Here is your check list:1. Exercise, I can’t stress enough how much this will change your life. I’ve gotten out of two depressions from exercise. My choice of exercise = swing dancing. It can be anything that gets your blood moving, breaks a sweat and leaves you exhausted enough to just pass out the second your head hits the pillow. Studies show that physical activity can strongly influence hormonal health. It has the ability to reduce insulin levels and increase insulin sensitivity. Insulin is a hormone that allows cells to take up sugar and amino acids from the bloodstream which are then used for energy and maintaining muscle. Another bonus is physical activity helps boost levels of muscle-maintaining hormones that decline with age. So exercise… keeps you young! If you can’t perform vigorous exercise, try walking regularly as this will still help. Plus we have to work off that Pumpkin pie ;)2. Stress management, in this day n’ age is a must! Two major hormones affected by stress are cortisol and adrenaline, which is also called epinephrine. Your stress hormone is known as Cortisol. It helps your body cope with stress over a long period of time. And have you heard of “fight-or-flight” that’s your adrenaline hormone that provides your body with energy to respond to immediate danger. However today, those hormones are triggered by your life (that report that you should have finished or the road rage driver that cut you off this morning). The bad news is, if you don’t manage these then it will cause cortisol levels to remain elevated, which may lead to obesity and belly fat. While your elevated adrenaline levels create high blood pressure, rapid heart rate and anxiety. What will help? Exercise or on the more mellow end: meditation, yoga, massage or listening to calming music. Try to devote at least 10–15 minutes per day to stress-reducing activities, even if you don’t feel you have the time.3. Consistent, quality Sleep! We all know how much sleep changes our day but did you know how it changes your hormones? Poor sleep has been linked to imbalances of many hormones, including insulin, cortisol, leptin, ghrelin and growth hormone. However it may be even harder to fall asleep during your menstrual cycle because at that time your having fluctuating levels of hormones estrogen and progesterone, which can affect a woman’s ability to fall and stay asleep.So if you can’t sleep as well, try keeping your bedroom cool, de-stress before bed (I love meditation tapes. They seem corny at first but if you just listen to what they are saying, it actually works). Also try sleeping in the fetal position.
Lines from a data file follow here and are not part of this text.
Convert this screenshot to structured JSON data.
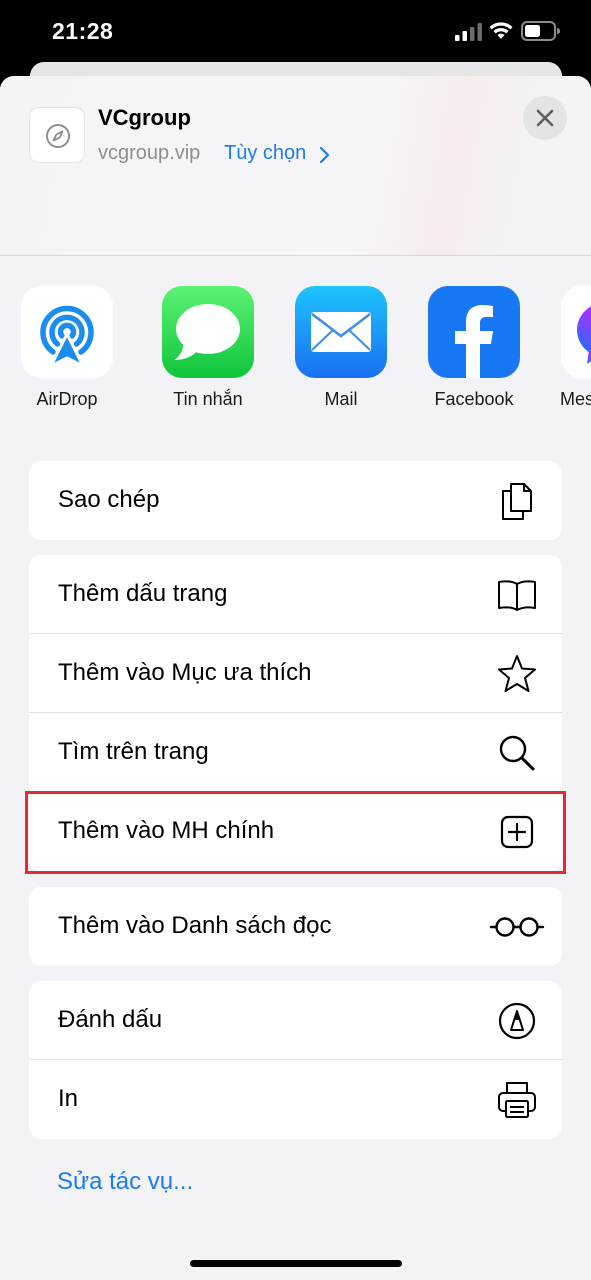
{
  "status_bar": {
    "time": "21:28",
    "signal_icon": "cellular-signal-icon",
    "wifi_icon": "wifi-icon",
    "battery_icon": "battery-icon"
  },
  "share_header": {
    "title": "VCgroup",
    "url": "vcgroup.vip",
    "options_label": "Tùy chọn",
    "site_icon": "compass-icon",
    "close_icon": "close-icon"
  },
  "apps": [
    {
      "label": "AirDrop",
      "icon": "airdrop-icon"
    },
    {
      "label": "Tin nhắn",
      "icon": "messages-icon"
    },
    {
      "label": "Mail",
      "icon": "mail-icon"
    },
    {
      "label": "Facebook",
      "icon": "facebook-icon"
    },
    {
      "label": "Mes",
      "icon": "messenger-icon"
    }
  ],
  "actions": {
    "copy": {
      "label": "Sao chép",
      "icon": "copy-icon"
    },
    "add_bookmark": {
      "label": "Thêm dấu trang",
      "icon": "book-icon"
    },
    "add_favorites": {
      "label": "Thêm vào Mục ưa thích",
      "icon": "star-icon"
    },
    "find_on_page": {
      "label": "Tìm trên trang",
      "icon": "search-icon"
    },
    "add_home_screen": {
      "label": "Thêm vào MH chính",
      "icon": "plus-square-icon"
    },
    "add_reading_list": {
      "label": "Thêm vào Danh sách đọc",
      "icon": "glasses-icon"
    },
    "markup": {
      "label": "Đánh dấu",
      "icon": "markup-pen-icon"
    },
    "print": {
      "label": "In",
      "icon": "printer-icon"
    }
  },
  "edit_actions_label": "Sửa tác vụ...",
  "colors": {
    "accent": "#1a7cf5",
    "highlight": "#e12b37",
    "sheet_background": "#f2f2f7"
  }
}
All in all, maintaining good sleep hygiene on a daily bases will make this week easier all around. 4. Try natural supplements that promote hormone balance. S’moo is specially formulated to help women balance their hormones and has helped hundreds feel relief from PMS.
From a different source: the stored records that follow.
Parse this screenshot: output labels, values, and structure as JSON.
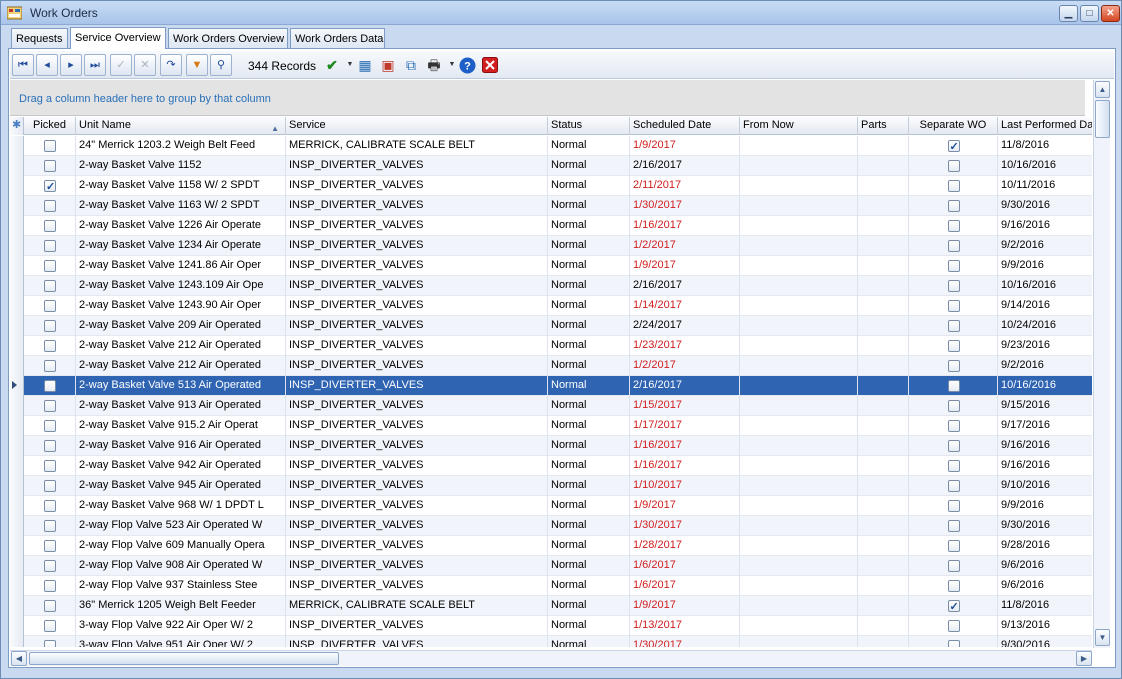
{
  "window": {
    "title": "Work Orders"
  },
  "tabs": [
    {
      "label": "Requests"
    },
    {
      "label": "Service Overview"
    },
    {
      "label": "Work Orders Overview"
    },
    {
      "label": "Work Orders Data"
    }
  ],
  "toolbar": {
    "records": "344 Records"
  },
  "groupbar": {
    "text": "Drag a column header here to group by that column"
  },
  "grid": {
    "columns": [
      "Picked",
      "Unit Name",
      "Service",
      "Status",
      "Scheduled Date",
      "From Now",
      "Parts",
      "Separate WO",
      "Last Performed Dat"
    ],
    "rows": [
      {
        "picked": false,
        "unit": "24\" Merrick 1203.2  Weigh Belt Feed",
        "service": "MERRICK, CALIBRATE SCALE BELT",
        "status": "Normal",
        "date": "1/9/2017",
        "overdue": true,
        "sep": true,
        "last": "11/8/2016"
      },
      {
        "picked": false,
        "unit": "2-way Basket Valve 1152",
        "service": "INSP_DIVERTER_VALVES",
        "status": "Normal",
        "date": "2/16/2017",
        "overdue": false,
        "sep": false,
        "last": "10/16/2016"
      },
      {
        "picked": true,
        "unit": "2-way Basket Valve 1158  W/ 2 SPDT",
        "service": "INSP_DIVERTER_VALVES",
        "status": "Normal",
        "date": "2/11/2017",
        "overdue": true,
        "sep": false,
        "last": "10/11/2016"
      },
      {
        "picked": false,
        "unit": "2-way Basket Valve 1163  W/ 2 SPDT",
        "service": "INSP_DIVERTER_VALVES",
        "status": "Normal",
        "date": "1/30/2017",
        "overdue": true,
        "sep": false,
        "last": "9/30/2016"
      },
      {
        "picked": false,
        "unit": "2-way Basket Valve 1226 Air Operate",
        "service": "INSP_DIVERTER_VALVES",
        "status": "Normal",
        "date": "1/16/2017",
        "overdue": true,
        "sep": false,
        "last": "9/16/2016"
      },
      {
        "picked": false,
        "unit": "2-way Basket Valve 1234 Air Operate",
        "service": "INSP_DIVERTER_VALVES",
        "status": "Normal",
        "date": "1/2/2017",
        "overdue": true,
        "sep": false,
        "last": "9/2/2016"
      },
      {
        "picked": false,
        "unit": "2-way Basket Valve 1241.86 Air Oper",
        "service": "INSP_DIVERTER_VALVES",
        "status": "Normal",
        "date": "1/9/2017",
        "overdue": true,
        "sep": false,
        "last": "9/9/2016"
      },
      {
        "picked": false,
        "unit": "2-way Basket Valve 1243.109 Air Ope",
        "service": "INSP_DIVERTER_VALVES",
        "status": "Normal",
        "date": "2/16/2017",
        "overdue": false,
        "sep": false,
        "last": "10/16/2016"
      },
      {
        "picked": false,
        "unit": "2-way Basket Valve 1243.90 Air Oper",
        "service": "INSP_DIVERTER_VALVES",
        "status": "Normal",
        "date": "1/14/2017",
        "overdue": true,
        "sep": false,
        "last": "9/14/2016"
      },
      {
        "picked": false,
        "unit": "2-way Basket Valve 209 Air Operated",
        "service": "INSP_DIVERTER_VALVES",
        "status": "Normal",
        "date": "2/24/2017",
        "overdue": false,
        "sep": false,
        "last": "10/24/2016"
      },
      {
        "picked": false,
        "unit": "2-way Basket Valve 212 Air Operated",
        "service": "INSP_DIVERTER_VALVES",
        "status": "Normal",
        "date": "1/23/2017",
        "overdue": true,
        "sep": false,
        "last": "9/23/2016"
      },
      {
        "picked": false,
        "unit": "2-way Basket Valve 212 Air Operated",
        "service": "INSP_DIVERTER_VALVES",
        "status": "Normal",
        "date": "1/2/2017",
        "overdue": true,
        "sep": false,
        "last": "9/2/2016"
      },
      {
        "picked": false,
        "unit": "2-way Basket Valve 513 Air Operated",
        "service": "INSP_DIVERTER_VALVES",
        "status": "Normal",
        "date": "2/16/2017",
        "overdue": false,
        "sep": false,
        "last": "10/16/2016",
        "selected": true
      },
      {
        "picked": false,
        "unit": "2-way Basket Valve 913 Air Operated",
        "service": "INSP_DIVERTER_VALVES",
        "status": "Normal",
        "date": "1/15/2017",
        "overdue": true,
        "sep": false,
        "last": "9/15/2016"
      },
      {
        "picked": false,
        "unit": "2-way Basket Valve 915.2 Air Operat",
        "service": "INSP_DIVERTER_VALVES",
        "status": "Normal",
        "date": "1/17/2017",
        "overdue": true,
        "sep": false,
        "last": "9/17/2016"
      },
      {
        "picked": false,
        "unit": "2-way Basket Valve 916 Air Operated",
        "service": "INSP_DIVERTER_VALVES",
        "status": "Normal",
        "date": "1/16/2017",
        "overdue": true,
        "sep": false,
        "last": "9/16/2016"
      },
      {
        "picked": false,
        "unit": "2-way Basket Valve 942 Air Operated",
        "service": "INSP_DIVERTER_VALVES",
        "status": "Normal",
        "date": "1/16/2017",
        "overdue": true,
        "sep": false,
        "last": "9/16/2016"
      },
      {
        "picked": false,
        "unit": "2-way Basket Valve 945 Air Operated",
        "service": "INSP_DIVERTER_VALVES",
        "status": "Normal",
        "date": "1/10/2017",
        "overdue": true,
        "sep": false,
        "last": "9/10/2016"
      },
      {
        "picked": false,
        "unit": "2-way Basket Valve 968  W/ 1 DPDT L",
        "service": "INSP_DIVERTER_VALVES",
        "status": "Normal",
        "date": "1/9/2017",
        "overdue": true,
        "sep": false,
        "last": "9/9/2016"
      },
      {
        "picked": false,
        "unit": "2-way Flop Valve 523 Air Operated W",
        "service": "INSP_DIVERTER_VALVES",
        "status": "Normal",
        "date": "1/30/2017",
        "overdue": true,
        "sep": false,
        "last": "9/30/2016"
      },
      {
        "picked": false,
        "unit": "2-way Flop Valve 609 Manually Opera",
        "service": "INSP_DIVERTER_VALVES",
        "status": "Normal",
        "date": "1/28/2017",
        "overdue": true,
        "sep": false,
        "last": "9/28/2016"
      },
      {
        "picked": false,
        "unit": "2-way Flop Valve 908 Air Operated W",
        "service": "INSP_DIVERTER_VALVES",
        "status": "Normal",
        "date": "1/6/2017",
        "overdue": true,
        "sep": false,
        "last": "9/6/2016"
      },
      {
        "picked": false,
        "unit": "2-way Flop Valve 937 Stainless Stee",
        "service": "INSP_DIVERTER_VALVES",
        "status": "Normal",
        "date": "1/6/2017",
        "overdue": true,
        "sep": false,
        "last": "9/6/2016"
      },
      {
        "picked": false,
        "unit": "36\" Merrick 1205  Weigh Belt Feeder",
        "service": "MERRICK, CALIBRATE SCALE BELT",
        "status": "Normal",
        "date": "1/9/2017",
        "overdue": true,
        "sep": true,
        "last": "11/8/2016"
      },
      {
        "picked": false,
        "unit": "3-way Flop Valve 922 Air Oper W/ 2",
        "service": "INSP_DIVERTER_VALVES",
        "status": "Normal",
        "date": "1/13/2017",
        "overdue": true,
        "sep": false,
        "last": "9/13/2016"
      },
      {
        "picked": false,
        "unit": "3-way Flop Valve 951 Air Oper W/ 2",
        "service": "INSP_DIVERTER_VALVES",
        "status": "Normal",
        "date": "1/30/2017",
        "overdue": true,
        "sep": false,
        "last": "9/30/2016"
      }
    ]
  }
}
At the end of a long day, as you’re eating that fresh pumpkin pie, it’s important to remember that your hormones are part of every aspect of your health. Hormonal imbalances can causes a lot of health problems and even though aging among other factors can set them off balance, the steps above can put you on the right track again.
Consuming nutritious foods, exercising on a regular basis and engaging in other healthy behaviors can go a long way toward improving your hormonal health.
P.S. Here is the pumpkin pie recipe I used. Happy almost Thanksgiving
This content is strictly the opinion of S’moo and is for informational and educational purposes only. It is not intended to provide medical advice or to take the place of medical advice or treatment from a personal physician. All readers/viewers of this content are advised to consult their doctors or qualified health professionals regarding specific health questions. Neither S’moo nor the publisher of this content takes responsibility for possible health consequences of any person or persons reading or following the information in this educational content. All viewers of this content, especially those taking prescription or over-the-counter medications, should consult their physicians before beginning any nutrition, supplement or lifestyle program.